I would definitely describe writing and researching a Wikipedia page as a form of public engagement. This is based not only my own expanded understanding of Providence, but also my deeper thinking about Wikipedia as a public platform. It defines itself as a “multilingual digital encyclopedia generated and preserved as an open collaboration project by a community of volunteer editors.” Indeed, it is THE largest general reference work on the internet. I would go as far to say that Wikipedia is a “public sphere.” Jürgen Habermas, German sociologist and philosopher, gives this definition of such a concept, fittingly written for an encyclopedia:
By "public sphere" we mean first of all a domain of our social life in which such a thing as public opinion can be formed. Access to the public sphere is open in principle to all citizens. A portion of the public sphere is constituted in every conversation in which private persons come together to form a public… Citizens act as a public when they deal with matters of general interest without being subject to coercion; thus with the guarantee that they may assemble and unite freely, and express and publicize their opinions freely.

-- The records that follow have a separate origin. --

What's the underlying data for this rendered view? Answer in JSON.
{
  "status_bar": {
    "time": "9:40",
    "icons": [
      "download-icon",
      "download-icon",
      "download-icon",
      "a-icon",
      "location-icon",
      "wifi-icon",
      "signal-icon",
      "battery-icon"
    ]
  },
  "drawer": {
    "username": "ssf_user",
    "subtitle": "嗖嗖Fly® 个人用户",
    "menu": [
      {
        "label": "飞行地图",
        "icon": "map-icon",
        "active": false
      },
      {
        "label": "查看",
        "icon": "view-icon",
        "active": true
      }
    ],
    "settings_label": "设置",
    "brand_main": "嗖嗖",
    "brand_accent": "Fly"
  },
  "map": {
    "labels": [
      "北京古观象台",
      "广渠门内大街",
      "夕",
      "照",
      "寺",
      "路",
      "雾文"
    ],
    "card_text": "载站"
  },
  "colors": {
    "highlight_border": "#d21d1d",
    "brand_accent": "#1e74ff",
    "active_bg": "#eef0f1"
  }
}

Wikipedia is organized with ‘talk’ and ‘edit’ tabs that invite participant-editors to converse and share ideas. Even though this is easier said than done on particular pages (don’t even try to add or change anything on the Beyoncé page), in principle, Wikipedia is open to all. It is completely free. So as long as someone has access to the internet, they can fully participate with this resource. Also, because companies cannot write or hire someone else to write their own Wikipedia page, this eliminates coercion. And, as shown by my experience, it also opens the way for college students to contribute to their new communities. By writing about both local history and contemporary life, a place is given a visibility that makes more public opportunities possible.
Now let me ask you: would you write a Wikipedia page? Cite it in one of your academic papers? Assign it as a class project? Today I encourage you to take a leap of faith and join the digital public sphere that is Wikipedia.
Also feel free to check out my Wikipedia page here!
Other pages from our class can be found below:
RI Computer Museum https://en.wikipedia.org/wiki/Rhode_Island_Computer_Museum
Zeinab Kante and Kelvin Yang
RI State Song https://en.wikipedia.org/wiki/Rhode_Island's_It_for_Me and here as well, https://en.wikipedia.org/wiki/Music_of_Rhode_Island
Rites and Reason Theatre https://en.wikipedia.org/wiki/Rites_and_Reason_Theatre
Khail Bryant and Mia Gratacos-Atterberry
Providence Art Club https://en.m.wikipedia.org/wiki/Providence_Art_Club
Sophie Brown and Ava McEnroe
Evan Lincoln and Juniper Styles
Sara Montoya and Santi Hernandez
Donna Freitas https://en.wikipedia.org/wiki/
Emma Chow will graduate from Brown in 2021 with a Bachelor of Arts in American Studies.
 Jürgen Habermas, “The Public Sphere: An Encyclopedia Article (1964),” translated by Sara Lennox and Frank Lennox, New German Critique (3)1974, 49.